- **EXERCISE INSTRUCTIONS**
Across these entries, how many lines contain the word "sets"? Answer with only the number.

====================

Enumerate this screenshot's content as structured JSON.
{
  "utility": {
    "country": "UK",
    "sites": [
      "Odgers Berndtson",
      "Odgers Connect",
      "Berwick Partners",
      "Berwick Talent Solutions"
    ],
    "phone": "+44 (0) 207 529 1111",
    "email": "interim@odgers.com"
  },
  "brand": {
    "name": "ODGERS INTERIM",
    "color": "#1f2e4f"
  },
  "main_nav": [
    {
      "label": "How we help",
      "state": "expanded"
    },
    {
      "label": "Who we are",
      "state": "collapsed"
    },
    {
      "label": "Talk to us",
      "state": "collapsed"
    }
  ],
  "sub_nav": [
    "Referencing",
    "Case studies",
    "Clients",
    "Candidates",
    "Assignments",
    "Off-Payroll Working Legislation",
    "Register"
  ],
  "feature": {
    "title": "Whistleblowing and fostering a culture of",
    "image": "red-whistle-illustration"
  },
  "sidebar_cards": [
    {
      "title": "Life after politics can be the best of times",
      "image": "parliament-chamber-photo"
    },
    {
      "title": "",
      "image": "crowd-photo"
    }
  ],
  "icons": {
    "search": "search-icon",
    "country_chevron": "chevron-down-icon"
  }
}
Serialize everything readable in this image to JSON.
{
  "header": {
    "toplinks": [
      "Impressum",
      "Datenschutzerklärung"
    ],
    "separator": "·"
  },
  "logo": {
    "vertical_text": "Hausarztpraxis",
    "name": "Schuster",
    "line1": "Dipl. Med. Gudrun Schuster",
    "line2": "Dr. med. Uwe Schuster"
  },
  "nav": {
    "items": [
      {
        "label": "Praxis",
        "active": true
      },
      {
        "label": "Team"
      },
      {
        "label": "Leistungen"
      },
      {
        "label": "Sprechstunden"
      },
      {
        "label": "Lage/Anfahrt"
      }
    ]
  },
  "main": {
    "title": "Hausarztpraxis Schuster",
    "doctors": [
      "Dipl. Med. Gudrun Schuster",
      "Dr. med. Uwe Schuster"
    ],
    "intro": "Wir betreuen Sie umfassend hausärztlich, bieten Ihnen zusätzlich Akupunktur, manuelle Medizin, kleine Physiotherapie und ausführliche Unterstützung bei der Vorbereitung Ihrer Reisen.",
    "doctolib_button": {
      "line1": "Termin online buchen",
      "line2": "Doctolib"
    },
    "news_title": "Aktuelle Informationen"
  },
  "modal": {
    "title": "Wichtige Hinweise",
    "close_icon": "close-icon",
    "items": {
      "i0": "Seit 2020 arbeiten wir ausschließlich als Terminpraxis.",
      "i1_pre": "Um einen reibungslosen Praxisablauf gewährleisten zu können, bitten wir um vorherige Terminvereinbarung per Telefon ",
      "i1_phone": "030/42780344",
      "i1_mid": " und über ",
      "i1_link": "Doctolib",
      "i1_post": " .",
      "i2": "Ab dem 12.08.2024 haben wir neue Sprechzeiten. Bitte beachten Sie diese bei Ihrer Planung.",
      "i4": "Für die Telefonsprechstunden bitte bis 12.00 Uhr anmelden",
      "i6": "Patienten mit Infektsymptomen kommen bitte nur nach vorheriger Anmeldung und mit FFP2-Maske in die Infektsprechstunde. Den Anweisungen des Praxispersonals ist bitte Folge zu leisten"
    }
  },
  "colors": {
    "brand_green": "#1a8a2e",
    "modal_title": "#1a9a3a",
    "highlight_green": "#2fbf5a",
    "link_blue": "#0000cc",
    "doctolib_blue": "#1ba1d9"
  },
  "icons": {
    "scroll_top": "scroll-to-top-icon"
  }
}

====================

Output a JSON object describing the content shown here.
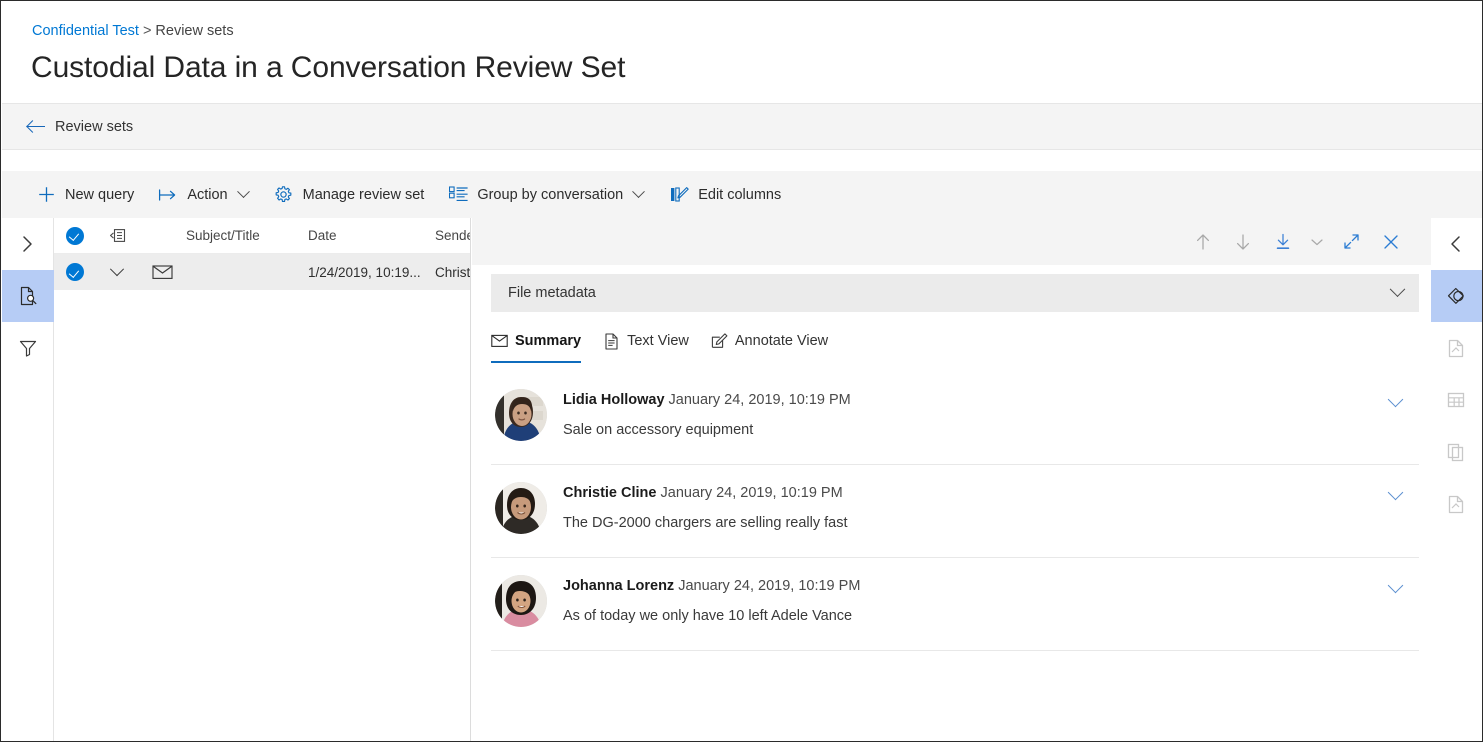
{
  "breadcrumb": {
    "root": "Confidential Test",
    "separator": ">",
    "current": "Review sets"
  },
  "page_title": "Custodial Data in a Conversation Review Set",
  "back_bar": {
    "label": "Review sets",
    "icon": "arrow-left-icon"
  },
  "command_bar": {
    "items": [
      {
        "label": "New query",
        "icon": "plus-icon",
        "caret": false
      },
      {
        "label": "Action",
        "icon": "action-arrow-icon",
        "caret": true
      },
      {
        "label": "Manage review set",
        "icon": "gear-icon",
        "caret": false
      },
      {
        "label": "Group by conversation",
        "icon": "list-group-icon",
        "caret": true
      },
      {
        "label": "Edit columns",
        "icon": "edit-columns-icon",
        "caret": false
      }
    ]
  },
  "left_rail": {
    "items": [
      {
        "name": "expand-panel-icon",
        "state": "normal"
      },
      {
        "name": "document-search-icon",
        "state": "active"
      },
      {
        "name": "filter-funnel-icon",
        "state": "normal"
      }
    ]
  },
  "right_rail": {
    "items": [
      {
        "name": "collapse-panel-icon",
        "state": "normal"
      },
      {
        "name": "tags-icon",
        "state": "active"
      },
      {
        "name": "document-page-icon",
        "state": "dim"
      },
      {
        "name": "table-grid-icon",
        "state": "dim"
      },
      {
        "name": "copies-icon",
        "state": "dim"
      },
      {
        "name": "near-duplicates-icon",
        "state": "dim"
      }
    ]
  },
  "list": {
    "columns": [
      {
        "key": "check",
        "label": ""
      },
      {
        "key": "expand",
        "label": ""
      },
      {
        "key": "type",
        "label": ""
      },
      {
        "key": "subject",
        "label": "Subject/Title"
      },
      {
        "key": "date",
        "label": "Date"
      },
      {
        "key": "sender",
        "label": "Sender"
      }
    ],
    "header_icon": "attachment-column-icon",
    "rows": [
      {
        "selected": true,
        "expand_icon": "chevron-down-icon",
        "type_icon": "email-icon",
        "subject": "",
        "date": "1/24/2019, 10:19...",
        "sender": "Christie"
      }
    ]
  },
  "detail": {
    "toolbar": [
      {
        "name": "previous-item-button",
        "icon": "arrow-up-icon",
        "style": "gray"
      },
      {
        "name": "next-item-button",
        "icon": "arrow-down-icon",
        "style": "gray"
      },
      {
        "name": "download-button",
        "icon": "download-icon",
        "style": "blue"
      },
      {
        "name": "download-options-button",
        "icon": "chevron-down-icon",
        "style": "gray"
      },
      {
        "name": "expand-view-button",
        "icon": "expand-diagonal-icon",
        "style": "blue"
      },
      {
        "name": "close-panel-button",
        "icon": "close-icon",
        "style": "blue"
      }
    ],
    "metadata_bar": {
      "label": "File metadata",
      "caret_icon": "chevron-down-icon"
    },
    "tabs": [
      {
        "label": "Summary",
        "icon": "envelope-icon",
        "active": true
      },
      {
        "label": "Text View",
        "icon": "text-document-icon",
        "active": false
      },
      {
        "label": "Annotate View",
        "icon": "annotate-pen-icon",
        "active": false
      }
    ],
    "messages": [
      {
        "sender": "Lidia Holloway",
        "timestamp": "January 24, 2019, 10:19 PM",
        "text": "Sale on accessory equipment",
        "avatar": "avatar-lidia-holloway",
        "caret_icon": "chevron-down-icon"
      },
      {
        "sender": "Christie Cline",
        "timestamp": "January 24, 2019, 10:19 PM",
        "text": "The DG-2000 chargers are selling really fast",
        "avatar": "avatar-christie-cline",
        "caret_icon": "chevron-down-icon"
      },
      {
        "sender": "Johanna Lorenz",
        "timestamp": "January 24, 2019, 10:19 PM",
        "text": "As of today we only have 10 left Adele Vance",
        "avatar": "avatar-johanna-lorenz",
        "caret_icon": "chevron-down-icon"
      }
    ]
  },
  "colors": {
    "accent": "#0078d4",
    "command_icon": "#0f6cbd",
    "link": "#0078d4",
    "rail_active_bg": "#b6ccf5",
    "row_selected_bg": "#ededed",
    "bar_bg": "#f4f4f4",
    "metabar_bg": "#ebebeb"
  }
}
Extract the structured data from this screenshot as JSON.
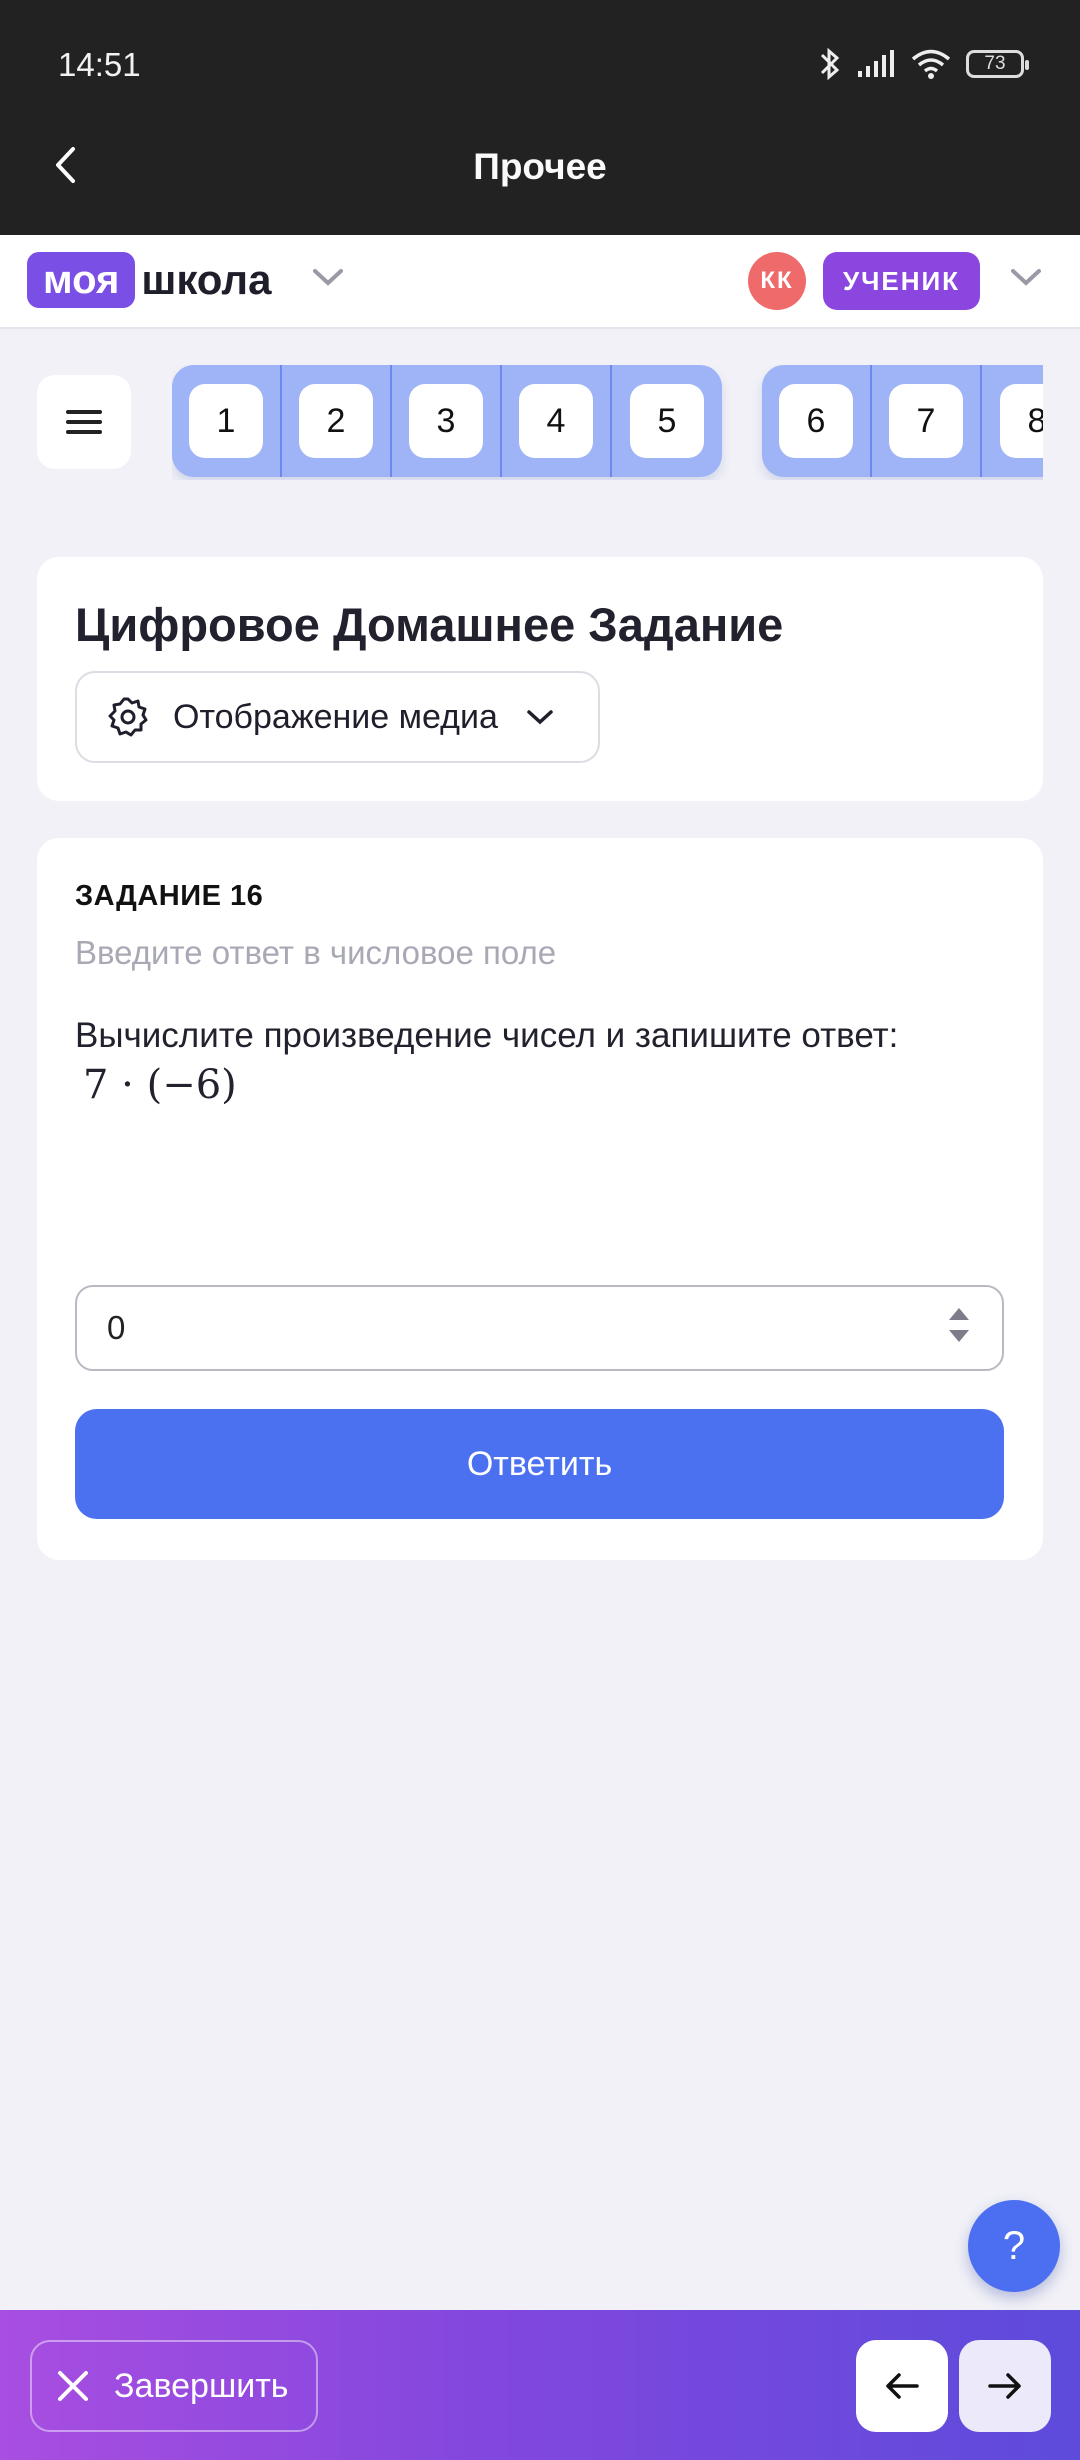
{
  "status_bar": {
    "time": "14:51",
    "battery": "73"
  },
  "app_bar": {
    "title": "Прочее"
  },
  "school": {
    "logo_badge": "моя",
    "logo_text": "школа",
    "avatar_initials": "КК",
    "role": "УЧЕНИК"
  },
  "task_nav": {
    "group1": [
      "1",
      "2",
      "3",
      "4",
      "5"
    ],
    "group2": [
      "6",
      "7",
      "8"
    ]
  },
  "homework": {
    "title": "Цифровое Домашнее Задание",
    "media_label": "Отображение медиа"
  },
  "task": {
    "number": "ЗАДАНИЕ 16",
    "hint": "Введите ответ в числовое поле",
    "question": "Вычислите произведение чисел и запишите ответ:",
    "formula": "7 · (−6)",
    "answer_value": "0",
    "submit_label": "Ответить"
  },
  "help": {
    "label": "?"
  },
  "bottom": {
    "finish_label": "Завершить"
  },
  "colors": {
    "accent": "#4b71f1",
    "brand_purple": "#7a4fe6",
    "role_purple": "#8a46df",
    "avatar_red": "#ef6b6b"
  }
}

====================

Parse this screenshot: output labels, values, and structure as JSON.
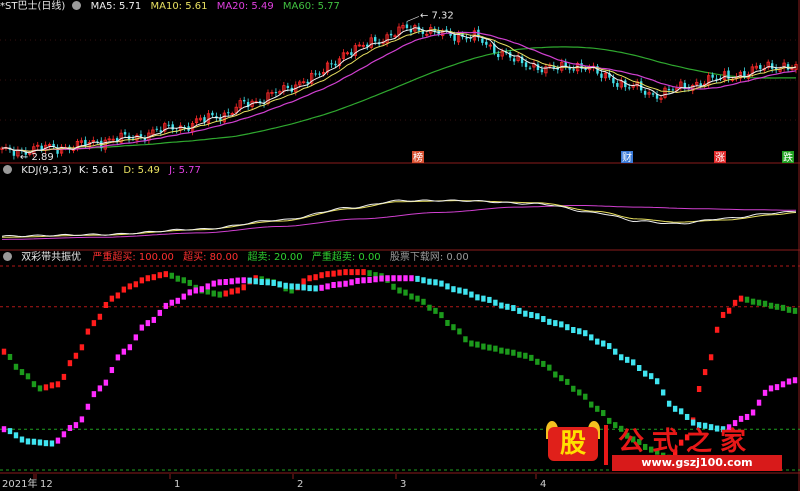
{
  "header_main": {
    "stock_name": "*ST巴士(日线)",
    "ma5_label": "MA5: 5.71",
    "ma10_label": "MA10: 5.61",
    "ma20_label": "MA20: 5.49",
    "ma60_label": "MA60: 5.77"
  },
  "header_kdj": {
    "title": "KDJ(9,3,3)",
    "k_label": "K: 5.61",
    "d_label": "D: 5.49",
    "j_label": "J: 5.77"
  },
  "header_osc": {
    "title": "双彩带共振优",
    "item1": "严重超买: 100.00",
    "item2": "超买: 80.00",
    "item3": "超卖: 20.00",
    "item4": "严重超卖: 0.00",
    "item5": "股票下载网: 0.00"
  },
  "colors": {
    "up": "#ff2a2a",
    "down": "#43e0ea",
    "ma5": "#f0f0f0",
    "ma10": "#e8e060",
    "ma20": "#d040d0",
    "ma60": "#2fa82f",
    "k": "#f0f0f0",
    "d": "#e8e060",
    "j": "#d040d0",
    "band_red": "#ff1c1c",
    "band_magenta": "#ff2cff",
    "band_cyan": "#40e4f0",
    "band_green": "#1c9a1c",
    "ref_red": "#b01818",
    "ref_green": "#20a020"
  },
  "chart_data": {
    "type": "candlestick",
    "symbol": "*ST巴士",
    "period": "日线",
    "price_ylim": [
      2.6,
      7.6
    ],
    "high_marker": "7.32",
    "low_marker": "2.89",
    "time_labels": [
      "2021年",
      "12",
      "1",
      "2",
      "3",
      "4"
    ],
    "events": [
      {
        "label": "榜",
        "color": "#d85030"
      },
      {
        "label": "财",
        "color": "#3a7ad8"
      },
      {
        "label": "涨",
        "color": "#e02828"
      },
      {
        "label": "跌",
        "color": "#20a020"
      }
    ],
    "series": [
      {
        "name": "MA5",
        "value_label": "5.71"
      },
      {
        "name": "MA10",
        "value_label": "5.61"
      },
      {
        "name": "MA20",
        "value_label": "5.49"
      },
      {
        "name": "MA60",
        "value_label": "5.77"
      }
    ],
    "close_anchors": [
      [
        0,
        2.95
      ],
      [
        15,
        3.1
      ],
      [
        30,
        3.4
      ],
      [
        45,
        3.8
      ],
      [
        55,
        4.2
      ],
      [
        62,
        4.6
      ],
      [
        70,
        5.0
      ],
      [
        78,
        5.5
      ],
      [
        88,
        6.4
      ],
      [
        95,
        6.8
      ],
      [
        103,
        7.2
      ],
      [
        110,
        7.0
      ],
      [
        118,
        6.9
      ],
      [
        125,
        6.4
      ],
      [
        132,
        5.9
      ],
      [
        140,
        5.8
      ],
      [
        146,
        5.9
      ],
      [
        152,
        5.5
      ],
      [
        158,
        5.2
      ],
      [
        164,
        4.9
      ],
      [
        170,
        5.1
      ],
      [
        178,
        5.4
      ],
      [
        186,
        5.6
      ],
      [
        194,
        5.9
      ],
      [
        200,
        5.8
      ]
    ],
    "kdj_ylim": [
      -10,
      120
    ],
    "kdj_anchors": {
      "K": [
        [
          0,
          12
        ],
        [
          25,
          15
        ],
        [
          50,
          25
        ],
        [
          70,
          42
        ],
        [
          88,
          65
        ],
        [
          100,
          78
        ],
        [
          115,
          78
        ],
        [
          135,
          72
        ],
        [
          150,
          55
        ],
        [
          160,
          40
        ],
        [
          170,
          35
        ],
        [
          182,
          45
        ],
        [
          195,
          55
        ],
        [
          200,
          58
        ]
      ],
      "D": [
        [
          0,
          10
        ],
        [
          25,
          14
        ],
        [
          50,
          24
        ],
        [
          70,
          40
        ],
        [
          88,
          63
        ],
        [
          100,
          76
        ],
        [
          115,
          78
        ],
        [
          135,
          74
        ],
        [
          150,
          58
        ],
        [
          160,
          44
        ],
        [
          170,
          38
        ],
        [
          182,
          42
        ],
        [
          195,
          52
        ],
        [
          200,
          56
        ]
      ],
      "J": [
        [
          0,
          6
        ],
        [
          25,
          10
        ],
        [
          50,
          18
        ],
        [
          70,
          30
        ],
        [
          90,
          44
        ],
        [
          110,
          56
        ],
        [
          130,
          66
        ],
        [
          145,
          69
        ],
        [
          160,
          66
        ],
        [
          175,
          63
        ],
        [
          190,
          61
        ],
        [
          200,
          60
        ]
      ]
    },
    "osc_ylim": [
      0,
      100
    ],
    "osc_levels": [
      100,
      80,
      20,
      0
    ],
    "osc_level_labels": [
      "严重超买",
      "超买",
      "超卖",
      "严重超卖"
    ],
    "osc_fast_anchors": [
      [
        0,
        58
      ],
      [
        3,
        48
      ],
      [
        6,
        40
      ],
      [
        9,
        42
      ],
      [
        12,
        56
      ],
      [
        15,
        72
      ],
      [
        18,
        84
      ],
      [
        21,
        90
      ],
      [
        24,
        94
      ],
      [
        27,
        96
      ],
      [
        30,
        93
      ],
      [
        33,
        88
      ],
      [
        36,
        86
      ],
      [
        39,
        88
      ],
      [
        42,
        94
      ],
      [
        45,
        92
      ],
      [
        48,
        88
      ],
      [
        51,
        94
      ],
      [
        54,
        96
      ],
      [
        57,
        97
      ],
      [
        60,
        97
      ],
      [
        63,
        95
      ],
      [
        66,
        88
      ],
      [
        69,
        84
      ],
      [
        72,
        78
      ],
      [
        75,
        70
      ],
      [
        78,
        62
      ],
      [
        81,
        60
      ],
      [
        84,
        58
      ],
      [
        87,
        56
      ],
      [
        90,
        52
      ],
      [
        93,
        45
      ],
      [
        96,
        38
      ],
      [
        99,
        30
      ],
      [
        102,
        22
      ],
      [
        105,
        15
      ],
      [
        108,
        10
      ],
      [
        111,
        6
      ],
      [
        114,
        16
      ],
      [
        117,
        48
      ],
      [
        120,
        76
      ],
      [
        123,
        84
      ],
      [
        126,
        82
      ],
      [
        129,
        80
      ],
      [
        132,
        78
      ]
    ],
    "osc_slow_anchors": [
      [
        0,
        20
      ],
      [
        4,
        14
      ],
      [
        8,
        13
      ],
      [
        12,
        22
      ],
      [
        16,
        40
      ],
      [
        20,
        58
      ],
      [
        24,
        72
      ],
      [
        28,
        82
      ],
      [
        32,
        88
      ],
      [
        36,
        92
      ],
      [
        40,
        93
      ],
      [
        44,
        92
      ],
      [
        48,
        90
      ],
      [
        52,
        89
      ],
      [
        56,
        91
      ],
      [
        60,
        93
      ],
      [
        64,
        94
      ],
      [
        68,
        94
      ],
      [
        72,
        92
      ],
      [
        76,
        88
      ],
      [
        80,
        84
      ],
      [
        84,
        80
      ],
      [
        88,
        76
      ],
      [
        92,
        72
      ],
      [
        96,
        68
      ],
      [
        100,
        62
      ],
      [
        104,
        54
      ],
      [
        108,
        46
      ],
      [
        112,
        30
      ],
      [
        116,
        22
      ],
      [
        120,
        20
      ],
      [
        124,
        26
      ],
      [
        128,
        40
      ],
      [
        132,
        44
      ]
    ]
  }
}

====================

- **EXERCISE OUTPUT**
2